Located in Orange County, California, the city of Orange is a slice of old town charm. The city was founded in 1871 by two attorneys, Alfred Chapman and Andrew Glassell, who received the land in payment for their legal services. The founders originally wanted to call the town Richland, but since there was already a town in California by that name, the Post Office insisted on a name change.

A popular legend has it that Glassell, Chapman, and two other gentlemen wanted to name the town after what they imagined would be the leading product of the region. Glassell chose oranges, Chapman chose lemons, and the other two went with olives and almonds. The matter was settled over a poker game. Glassell won, and the town became known as Orange. As consolation to the other three, the surrounding streets were named Lemon, Olive, and Almond.
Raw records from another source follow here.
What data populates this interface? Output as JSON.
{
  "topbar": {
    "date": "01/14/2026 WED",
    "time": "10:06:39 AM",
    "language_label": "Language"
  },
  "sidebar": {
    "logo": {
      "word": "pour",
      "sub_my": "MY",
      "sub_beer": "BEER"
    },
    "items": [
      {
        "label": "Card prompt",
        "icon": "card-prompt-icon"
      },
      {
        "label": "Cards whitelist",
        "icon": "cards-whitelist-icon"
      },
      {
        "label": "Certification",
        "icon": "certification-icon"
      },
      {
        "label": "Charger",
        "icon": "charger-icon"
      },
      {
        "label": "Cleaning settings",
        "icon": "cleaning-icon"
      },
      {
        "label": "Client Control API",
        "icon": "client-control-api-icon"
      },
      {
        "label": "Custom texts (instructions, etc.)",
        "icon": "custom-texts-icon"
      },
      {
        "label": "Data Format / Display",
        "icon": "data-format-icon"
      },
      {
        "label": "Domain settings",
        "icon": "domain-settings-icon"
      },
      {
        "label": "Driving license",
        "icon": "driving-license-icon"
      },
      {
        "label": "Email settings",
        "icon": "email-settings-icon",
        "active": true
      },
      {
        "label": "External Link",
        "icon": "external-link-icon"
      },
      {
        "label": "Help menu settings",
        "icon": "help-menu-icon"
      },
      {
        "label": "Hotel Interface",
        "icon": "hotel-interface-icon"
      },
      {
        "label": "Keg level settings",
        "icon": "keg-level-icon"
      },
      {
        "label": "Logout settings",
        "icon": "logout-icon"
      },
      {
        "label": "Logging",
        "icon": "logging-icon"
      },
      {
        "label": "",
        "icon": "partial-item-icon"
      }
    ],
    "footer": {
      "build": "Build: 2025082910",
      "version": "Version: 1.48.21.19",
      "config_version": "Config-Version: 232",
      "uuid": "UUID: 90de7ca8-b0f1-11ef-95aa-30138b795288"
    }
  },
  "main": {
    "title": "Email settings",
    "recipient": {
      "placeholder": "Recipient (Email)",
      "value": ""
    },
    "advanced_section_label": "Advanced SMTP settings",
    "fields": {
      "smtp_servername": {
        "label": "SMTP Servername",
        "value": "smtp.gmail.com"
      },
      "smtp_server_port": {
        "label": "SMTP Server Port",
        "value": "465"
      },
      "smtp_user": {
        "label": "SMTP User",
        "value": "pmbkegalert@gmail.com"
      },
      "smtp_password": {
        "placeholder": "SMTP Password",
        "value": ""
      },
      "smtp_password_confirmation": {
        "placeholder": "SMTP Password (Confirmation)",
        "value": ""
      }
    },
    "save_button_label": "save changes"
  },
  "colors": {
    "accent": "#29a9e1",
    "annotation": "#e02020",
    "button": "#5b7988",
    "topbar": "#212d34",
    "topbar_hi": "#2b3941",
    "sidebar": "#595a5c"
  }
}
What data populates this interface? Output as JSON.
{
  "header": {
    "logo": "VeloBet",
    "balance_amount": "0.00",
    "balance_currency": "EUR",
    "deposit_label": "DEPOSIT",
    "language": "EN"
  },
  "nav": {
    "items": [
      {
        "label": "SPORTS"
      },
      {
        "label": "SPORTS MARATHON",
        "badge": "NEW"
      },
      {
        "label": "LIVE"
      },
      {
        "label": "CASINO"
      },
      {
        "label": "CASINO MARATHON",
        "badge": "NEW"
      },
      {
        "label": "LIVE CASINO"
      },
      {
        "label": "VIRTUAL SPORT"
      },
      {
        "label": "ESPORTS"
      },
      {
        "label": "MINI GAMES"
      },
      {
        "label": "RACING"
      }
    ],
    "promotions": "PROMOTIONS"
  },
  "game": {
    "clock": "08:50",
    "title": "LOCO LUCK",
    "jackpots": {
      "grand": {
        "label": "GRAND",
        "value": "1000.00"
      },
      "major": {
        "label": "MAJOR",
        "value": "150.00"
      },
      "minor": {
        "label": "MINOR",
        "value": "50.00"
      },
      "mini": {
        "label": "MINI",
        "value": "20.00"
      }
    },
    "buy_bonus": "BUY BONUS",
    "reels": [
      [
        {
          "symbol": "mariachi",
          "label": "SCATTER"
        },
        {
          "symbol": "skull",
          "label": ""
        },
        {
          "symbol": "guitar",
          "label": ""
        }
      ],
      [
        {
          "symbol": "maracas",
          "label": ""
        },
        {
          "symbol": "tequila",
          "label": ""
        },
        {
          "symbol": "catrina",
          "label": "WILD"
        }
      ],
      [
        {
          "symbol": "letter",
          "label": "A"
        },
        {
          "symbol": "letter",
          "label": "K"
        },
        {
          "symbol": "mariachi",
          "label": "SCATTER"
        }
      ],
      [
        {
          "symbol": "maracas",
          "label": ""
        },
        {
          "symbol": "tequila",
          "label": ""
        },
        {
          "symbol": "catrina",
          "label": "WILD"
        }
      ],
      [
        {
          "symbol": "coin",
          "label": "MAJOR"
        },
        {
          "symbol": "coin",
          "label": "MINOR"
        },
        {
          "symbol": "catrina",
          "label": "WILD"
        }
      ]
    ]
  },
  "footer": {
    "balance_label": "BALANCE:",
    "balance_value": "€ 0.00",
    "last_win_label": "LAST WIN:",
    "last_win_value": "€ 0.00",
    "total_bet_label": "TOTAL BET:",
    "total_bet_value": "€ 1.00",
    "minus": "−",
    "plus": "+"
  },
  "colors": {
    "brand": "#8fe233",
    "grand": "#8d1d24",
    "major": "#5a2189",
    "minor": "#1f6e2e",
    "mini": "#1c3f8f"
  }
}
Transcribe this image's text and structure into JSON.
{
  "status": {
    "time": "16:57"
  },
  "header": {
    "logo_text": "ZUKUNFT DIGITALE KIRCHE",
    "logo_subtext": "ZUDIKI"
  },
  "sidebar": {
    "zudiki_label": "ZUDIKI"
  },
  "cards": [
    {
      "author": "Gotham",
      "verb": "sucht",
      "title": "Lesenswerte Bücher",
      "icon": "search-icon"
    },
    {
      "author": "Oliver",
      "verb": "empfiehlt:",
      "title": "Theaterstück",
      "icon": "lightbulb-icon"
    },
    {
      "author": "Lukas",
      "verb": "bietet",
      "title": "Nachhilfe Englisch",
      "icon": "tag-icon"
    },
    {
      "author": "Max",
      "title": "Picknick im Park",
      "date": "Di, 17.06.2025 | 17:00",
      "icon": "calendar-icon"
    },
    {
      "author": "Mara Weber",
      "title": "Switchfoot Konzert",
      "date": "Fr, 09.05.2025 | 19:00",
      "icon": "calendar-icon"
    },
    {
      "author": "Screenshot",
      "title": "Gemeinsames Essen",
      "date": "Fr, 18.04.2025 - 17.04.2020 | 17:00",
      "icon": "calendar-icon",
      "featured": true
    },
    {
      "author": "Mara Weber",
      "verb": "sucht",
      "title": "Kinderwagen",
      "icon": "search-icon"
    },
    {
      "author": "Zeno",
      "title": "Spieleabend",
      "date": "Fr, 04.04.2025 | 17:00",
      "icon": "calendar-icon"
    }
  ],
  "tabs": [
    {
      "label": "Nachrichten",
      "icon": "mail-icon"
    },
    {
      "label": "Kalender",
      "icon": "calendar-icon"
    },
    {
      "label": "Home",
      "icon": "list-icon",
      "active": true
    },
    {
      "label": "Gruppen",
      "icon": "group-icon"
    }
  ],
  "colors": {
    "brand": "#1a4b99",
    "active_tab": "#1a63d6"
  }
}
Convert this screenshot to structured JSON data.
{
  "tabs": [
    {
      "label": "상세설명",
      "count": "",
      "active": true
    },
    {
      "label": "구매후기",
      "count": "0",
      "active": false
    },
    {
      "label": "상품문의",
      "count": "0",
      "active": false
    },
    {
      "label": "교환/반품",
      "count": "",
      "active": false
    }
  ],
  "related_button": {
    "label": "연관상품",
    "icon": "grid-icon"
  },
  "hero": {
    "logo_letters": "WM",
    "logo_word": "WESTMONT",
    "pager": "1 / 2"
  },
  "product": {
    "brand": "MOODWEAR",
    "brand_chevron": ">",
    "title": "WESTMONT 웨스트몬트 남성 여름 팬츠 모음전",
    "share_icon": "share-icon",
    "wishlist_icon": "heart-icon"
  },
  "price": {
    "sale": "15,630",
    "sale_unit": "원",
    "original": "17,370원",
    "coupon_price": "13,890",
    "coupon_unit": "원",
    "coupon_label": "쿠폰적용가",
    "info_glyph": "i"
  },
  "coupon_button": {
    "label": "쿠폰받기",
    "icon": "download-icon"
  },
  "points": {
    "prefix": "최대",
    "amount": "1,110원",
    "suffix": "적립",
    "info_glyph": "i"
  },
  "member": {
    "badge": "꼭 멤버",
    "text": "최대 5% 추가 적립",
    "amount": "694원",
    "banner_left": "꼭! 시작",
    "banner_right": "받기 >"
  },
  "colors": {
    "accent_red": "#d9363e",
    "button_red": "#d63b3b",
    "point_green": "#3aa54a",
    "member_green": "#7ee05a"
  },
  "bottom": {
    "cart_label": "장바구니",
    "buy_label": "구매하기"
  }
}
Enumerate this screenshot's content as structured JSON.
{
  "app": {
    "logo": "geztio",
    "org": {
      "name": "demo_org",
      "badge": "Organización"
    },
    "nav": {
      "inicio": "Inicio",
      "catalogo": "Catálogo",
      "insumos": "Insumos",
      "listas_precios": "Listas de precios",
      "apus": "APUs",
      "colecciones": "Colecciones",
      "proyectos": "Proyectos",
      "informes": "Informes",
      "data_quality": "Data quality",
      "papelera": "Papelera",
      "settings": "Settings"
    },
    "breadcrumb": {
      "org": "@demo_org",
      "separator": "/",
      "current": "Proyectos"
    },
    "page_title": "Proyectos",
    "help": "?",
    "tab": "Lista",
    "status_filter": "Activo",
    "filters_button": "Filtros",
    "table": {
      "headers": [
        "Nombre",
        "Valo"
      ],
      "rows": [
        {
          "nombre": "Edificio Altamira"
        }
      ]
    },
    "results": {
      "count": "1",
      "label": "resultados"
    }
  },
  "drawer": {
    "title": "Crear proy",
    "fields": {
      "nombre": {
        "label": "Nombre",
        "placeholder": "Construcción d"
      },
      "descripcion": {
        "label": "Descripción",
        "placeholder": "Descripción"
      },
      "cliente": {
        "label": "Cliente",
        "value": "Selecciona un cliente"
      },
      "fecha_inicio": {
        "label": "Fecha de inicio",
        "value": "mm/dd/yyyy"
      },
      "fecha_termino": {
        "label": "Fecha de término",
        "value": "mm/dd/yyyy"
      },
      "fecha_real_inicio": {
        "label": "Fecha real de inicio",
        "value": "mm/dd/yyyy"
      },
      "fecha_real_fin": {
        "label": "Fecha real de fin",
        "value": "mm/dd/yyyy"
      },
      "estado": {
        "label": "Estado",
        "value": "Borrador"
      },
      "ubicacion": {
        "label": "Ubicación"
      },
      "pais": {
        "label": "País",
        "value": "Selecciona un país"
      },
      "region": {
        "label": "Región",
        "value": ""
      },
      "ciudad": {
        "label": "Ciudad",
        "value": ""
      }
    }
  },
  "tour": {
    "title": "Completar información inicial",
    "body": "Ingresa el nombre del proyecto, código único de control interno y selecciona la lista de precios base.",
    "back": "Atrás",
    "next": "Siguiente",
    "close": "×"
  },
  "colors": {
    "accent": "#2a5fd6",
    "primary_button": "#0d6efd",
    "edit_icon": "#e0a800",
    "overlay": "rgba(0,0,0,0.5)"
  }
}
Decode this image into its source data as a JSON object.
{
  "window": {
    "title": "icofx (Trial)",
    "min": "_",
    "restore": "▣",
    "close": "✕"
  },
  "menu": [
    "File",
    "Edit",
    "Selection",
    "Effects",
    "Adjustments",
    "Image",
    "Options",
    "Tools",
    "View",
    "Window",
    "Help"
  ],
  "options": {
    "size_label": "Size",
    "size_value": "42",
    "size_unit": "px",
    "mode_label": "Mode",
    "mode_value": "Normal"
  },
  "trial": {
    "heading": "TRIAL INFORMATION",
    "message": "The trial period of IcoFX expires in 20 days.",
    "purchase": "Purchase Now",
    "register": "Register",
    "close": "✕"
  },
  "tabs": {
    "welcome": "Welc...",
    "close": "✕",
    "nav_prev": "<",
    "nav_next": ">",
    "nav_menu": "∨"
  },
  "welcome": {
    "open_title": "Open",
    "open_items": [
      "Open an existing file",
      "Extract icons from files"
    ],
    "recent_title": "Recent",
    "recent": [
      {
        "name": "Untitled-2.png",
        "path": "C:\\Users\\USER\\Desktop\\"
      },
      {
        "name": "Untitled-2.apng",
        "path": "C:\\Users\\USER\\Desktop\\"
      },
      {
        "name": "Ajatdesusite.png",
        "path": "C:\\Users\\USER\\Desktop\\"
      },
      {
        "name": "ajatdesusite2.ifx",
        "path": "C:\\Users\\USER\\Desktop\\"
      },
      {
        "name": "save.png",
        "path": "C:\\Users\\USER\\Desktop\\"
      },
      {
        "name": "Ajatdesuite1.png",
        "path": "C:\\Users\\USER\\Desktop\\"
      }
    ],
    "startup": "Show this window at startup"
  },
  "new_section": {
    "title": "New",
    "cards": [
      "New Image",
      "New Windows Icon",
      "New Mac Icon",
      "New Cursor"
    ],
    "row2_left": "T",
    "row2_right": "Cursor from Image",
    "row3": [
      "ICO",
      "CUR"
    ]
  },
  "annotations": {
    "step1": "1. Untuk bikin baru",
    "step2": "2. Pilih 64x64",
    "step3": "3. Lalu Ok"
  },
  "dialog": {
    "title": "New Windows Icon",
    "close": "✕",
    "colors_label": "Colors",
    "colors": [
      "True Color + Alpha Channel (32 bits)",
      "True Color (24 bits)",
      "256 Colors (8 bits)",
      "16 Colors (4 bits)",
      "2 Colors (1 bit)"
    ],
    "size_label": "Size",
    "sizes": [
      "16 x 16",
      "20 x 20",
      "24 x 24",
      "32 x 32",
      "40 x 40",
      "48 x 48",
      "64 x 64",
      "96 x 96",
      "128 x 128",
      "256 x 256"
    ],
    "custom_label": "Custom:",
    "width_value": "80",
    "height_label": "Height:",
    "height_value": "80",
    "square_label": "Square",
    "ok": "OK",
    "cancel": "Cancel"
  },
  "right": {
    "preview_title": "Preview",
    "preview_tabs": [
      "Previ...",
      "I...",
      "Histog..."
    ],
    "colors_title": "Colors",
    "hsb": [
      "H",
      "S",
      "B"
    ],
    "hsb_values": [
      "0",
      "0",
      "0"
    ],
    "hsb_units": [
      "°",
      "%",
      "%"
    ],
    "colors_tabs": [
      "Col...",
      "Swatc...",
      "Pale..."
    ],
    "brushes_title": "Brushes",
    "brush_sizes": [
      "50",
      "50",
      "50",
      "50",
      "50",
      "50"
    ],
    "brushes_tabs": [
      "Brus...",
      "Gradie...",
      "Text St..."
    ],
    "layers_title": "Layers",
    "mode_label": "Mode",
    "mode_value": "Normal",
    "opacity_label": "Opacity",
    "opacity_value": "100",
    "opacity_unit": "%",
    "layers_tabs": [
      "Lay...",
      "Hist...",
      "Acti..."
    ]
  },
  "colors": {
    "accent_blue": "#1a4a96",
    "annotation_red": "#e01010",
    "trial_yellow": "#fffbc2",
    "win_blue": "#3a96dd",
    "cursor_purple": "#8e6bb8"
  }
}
Orange's historic district, known as Old Towne, lies in the heart of the city, surrounding the Plaza Square around which Orange was built. This one square-mile area still contains many of the original buildings dating back to the city's incorporation in 1888. Old Towne remains a vibrant commercial district, featuring antique malls, galleries, and restaurants. Old Towne also boasts the oldest operating bank and the oldest operating soda fountain in Orange County.

Orange is also the home of the Irvine Regional Park, which dates back to 1897, making it the oldest regional park in California. Guests of the park can visit the Orange County Zoo, ride the Irvine Park Railroad, or hike the network of trails that wind through the hills and grassy parklands. One popular trail, the Puma Ridge-Horseshoe Loop, features a breathtaking view overlooking the park from the south canyon wall.